BEGIN Records for the task

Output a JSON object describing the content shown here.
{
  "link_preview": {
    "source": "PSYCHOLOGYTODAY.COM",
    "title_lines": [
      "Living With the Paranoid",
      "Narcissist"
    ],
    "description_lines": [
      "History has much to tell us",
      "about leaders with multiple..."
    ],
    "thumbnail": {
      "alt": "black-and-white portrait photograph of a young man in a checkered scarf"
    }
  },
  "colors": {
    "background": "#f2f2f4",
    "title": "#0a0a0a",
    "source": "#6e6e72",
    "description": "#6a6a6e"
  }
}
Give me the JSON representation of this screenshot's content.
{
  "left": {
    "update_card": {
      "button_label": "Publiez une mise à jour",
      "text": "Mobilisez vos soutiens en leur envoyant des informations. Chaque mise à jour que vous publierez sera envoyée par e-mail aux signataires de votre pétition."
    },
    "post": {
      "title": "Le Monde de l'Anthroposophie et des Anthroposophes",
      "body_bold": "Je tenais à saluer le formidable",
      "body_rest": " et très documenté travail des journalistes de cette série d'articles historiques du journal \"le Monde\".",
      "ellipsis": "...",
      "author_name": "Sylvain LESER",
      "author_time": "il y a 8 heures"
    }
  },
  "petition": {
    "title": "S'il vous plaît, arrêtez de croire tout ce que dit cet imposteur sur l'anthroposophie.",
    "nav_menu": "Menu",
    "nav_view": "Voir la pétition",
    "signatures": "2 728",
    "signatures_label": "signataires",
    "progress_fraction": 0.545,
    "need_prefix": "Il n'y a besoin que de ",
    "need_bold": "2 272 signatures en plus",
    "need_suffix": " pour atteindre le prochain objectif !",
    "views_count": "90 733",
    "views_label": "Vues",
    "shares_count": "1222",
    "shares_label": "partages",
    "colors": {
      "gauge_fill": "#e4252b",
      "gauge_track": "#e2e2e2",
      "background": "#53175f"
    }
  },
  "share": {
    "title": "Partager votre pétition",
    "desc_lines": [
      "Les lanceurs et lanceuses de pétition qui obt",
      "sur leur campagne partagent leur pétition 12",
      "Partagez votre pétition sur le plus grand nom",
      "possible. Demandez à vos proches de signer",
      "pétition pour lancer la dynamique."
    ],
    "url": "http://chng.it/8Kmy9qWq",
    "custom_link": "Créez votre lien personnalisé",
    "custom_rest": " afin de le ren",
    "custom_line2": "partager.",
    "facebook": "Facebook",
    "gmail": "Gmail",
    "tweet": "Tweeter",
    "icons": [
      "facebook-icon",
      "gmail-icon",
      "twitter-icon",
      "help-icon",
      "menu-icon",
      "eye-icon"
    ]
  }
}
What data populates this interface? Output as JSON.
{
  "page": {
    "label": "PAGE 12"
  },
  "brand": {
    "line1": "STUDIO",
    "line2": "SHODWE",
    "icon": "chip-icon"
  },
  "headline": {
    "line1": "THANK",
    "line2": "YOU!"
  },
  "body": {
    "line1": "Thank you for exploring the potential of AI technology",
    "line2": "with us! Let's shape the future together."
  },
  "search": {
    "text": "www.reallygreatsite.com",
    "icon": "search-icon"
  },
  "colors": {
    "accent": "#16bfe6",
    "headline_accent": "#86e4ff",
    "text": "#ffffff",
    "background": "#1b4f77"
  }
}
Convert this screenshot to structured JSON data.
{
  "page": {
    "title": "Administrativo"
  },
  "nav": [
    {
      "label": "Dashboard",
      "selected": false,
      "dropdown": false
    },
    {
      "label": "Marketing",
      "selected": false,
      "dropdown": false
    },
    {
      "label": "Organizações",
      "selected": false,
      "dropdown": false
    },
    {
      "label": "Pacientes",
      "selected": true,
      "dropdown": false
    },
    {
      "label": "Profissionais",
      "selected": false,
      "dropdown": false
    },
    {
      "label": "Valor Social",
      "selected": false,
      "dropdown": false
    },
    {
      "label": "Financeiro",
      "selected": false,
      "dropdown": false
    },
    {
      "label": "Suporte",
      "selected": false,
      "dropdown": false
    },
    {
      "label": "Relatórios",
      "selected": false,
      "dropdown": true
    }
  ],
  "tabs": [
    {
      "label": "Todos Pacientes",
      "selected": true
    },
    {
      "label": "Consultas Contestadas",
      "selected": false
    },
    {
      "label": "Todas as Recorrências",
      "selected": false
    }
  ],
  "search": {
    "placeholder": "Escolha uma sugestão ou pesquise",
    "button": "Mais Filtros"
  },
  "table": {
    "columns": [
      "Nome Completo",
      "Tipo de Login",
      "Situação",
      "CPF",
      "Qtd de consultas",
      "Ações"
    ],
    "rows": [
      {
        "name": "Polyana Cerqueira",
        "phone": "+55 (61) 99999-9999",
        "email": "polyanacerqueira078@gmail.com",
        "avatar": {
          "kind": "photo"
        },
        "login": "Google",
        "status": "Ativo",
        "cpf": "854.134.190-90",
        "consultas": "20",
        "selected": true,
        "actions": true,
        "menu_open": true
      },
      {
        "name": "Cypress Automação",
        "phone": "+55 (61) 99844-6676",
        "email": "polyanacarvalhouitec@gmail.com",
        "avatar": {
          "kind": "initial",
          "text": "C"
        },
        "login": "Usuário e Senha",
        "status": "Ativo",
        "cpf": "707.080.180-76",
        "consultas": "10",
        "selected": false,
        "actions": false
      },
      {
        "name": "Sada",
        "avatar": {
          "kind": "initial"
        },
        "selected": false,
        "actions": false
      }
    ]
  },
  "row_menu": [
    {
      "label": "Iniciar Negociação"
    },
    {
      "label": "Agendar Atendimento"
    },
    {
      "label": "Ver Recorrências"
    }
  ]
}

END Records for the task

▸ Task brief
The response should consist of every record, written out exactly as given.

▸ Written reply
Output a JSON object describing the content shown here.
{
  "link_preview": {
    "source": "PSYCHOLOGYTODAY.COM",
    "title_lines": [
      "Living With the Paranoid",
      "Narcissist"
    ],
    "description_lines": [
      "History has much to tell us",
      "about leaders with multiple..."
    ],
    "thumbnail": {
      "alt": "black-and-white portrait photograph of a young man in a checkered scarf"
    }
  },
  "colors": {
    "background": "#f2f2f4",
    "title": "#0a0a0a",
    "source": "#6e6e72",
    "description": "#6a6a6e"
  }
}
Give me the JSON representation of this screenshot's content.
{
  "left": {
    "update_card": {
      "button_label": "Publiez une mise à jour",
      "text": "Mobilisez vos soutiens en leur envoyant des informations. Chaque mise à jour que vous publierez sera envoyée par e-mail aux signataires de votre pétition."
    },
    "post": {
      "title": "Le Monde de l'Anthroposophie et des Anthroposophes",
      "body_bold": "Je tenais à saluer le formidable",
      "body_rest": " et très documenté travail des journalistes de cette série d'articles historiques du journal \"le Monde\".",
      "ellipsis": "...",
      "author_name": "Sylvain LESER",
      "author_time": "il y a 8 heures"
    }
  },
  "petition": {
    "title": "S'il vous plaît, arrêtez de croire tout ce que dit cet imposteur sur l'anthroposophie.",
    "nav_menu": "Menu",
    "nav_view": "Voir la pétition",
    "signatures": "2 728",
    "signatures_label": "signataires",
    "progress_fraction": 0.545,
    "need_prefix": "Il n'y a besoin que de ",
    "need_bold": "2 272 signatures en plus",
    "need_suffix": " pour atteindre le prochain objectif !",
    "views_count": "90 733",
    "views_label": "Vues",
    "shares_count": "1222",
    "shares_label": "partages",
    "colors": {
      "gauge_fill": "#e4252b",
      "gauge_track": "#e2e2e2",
      "background": "#53175f"
    }
  },
  "share": {
    "title": "Partager votre pétition",
    "desc_lines": [
      "Les lanceurs et lanceuses de pétition qui obt",
      "sur leur campagne partagent leur pétition 12",
      "Partagez votre pétition sur le plus grand nom",
      "possible. Demandez à vos proches de signer",
      "pétition pour lancer la dynamique."
    ],
    "url": "http://chng.it/8Kmy9qWq",
    "custom_link": "Créez votre lien personnalisé",
    "custom_rest": " afin de le ren",
    "custom_line2": "partager.",
    "facebook": "Facebook",
    "gmail": "Gmail",
    "tweet": "Tweeter",
    "icons": [
      "facebook-icon",
      "gmail-icon",
      "twitter-icon",
      "help-icon",
      "menu-icon",
      "eye-icon"
    ]
  }
}
What data populates this interface? Output as JSON.
{
  "page": {
    "label": "PAGE 12"
  },
  "brand": {
    "line1": "STUDIO",
    "line2": "SHODWE",
    "icon": "chip-icon"
  },
  "headline": {
    "line1": "THANK",
    "line2": "YOU!"
  },
  "body": {
    "line1": "Thank you for exploring the potential of AI technology",
    "line2": "with us! Let's shape the future together."
  },
  "search": {
    "text": "www.reallygreatsite.com",
    "icon": "search-icon"
  },
  "colors": {
    "accent": "#16bfe6",
    "headline_accent": "#86e4ff",
    "text": "#ffffff",
    "background": "#1b4f77"
  }
}
Convert this screenshot to structured JSON data.
{
  "page": {
    "title": "Administrativo"
  },
  "nav": [
    {
      "label": "Dashboard",
      "selected": false,
      "dropdown": false
    },
    {
      "label": "Marketing",
      "selected": false,
      "dropdown": false
    },
    {
      "label": "Organizações",
      "selected": false,
      "dropdown": false
    },
    {
      "label": "Pacientes",
      "selected": true,
      "dropdown": false
    },
    {
      "label": "Profissionais",
      "selected": false,
      "dropdown": false
    },
    {
      "label": "Valor Social",
      "selected": false,
      "dropdown": false
    },
    {
      "label": "Financeiro",
      "selected": false,
      "dropdown": false
    },
    {
      "label": "Suporte",
      "selected": false,
      "dropdown": false
    },
    {
      "label": "Relatórios",
      "selected": false,
      "dropdown": true
    }
  ],
  "tabs": [
    {
      "label": "Todos Pacientes",
      "selected": true
    },
    {
      "label": "Consultas Contestadas",
      "selected": false
    },
    {
      "label": "Todas as Recorrências",
      "selected": false
    }
  ],
  "search": {
    "placeholder": "Escolha uma sugestão ou pesquise",
    "button": "Mais Filtros"
  },
  "table": {
    "columns": [
      "Nome Completo",
      "Tipo de Login",
      "Situação",
      "CPF",
      "Qtd de consultas",
      "Ações"
    ],
    "rows": [
      {
        "name": "Polyana Cerqueira",
        "phone": "+55 (61) 99999-9999",
        "email": "polyanacerqueira078@gmail.com",
        "avatar": {
          "kind": "photo"
        },
        "login": "Google",
        "status": "Ativo",
        "cpf": "854.134.190-90",
        "consultas": "20",
        "selected": true,
        "actions": true,
        "menu_open": true
      },
      {
        "name": "Cypress Automação",
        "phone": "+55 (61) 99844-6676",
        "email": "polyanacarvalhouitec@gmail.com",
        "avatar": {
          "kind": "initial",
          "text": "C"
        },
        "login": "Usuário e Senha",
        "status": "Ativo",
        "cpf": "707.080.180-76",
        "consultas": "10",
        "selected": false,
        "actions": false
      },
      {
        "name": "Sada",
        "avatar": {
          "kind": "initial"
        },
        "selected": false,
        "actions": false
      }
    ]
  },
  "row_menu": [
    {
      "label": "Iniciar Negociação"
    },
    {
      "label": "Agendar Atendimento"
    },
    {
      "label": "Ver Recorrências"
    }
  ]
}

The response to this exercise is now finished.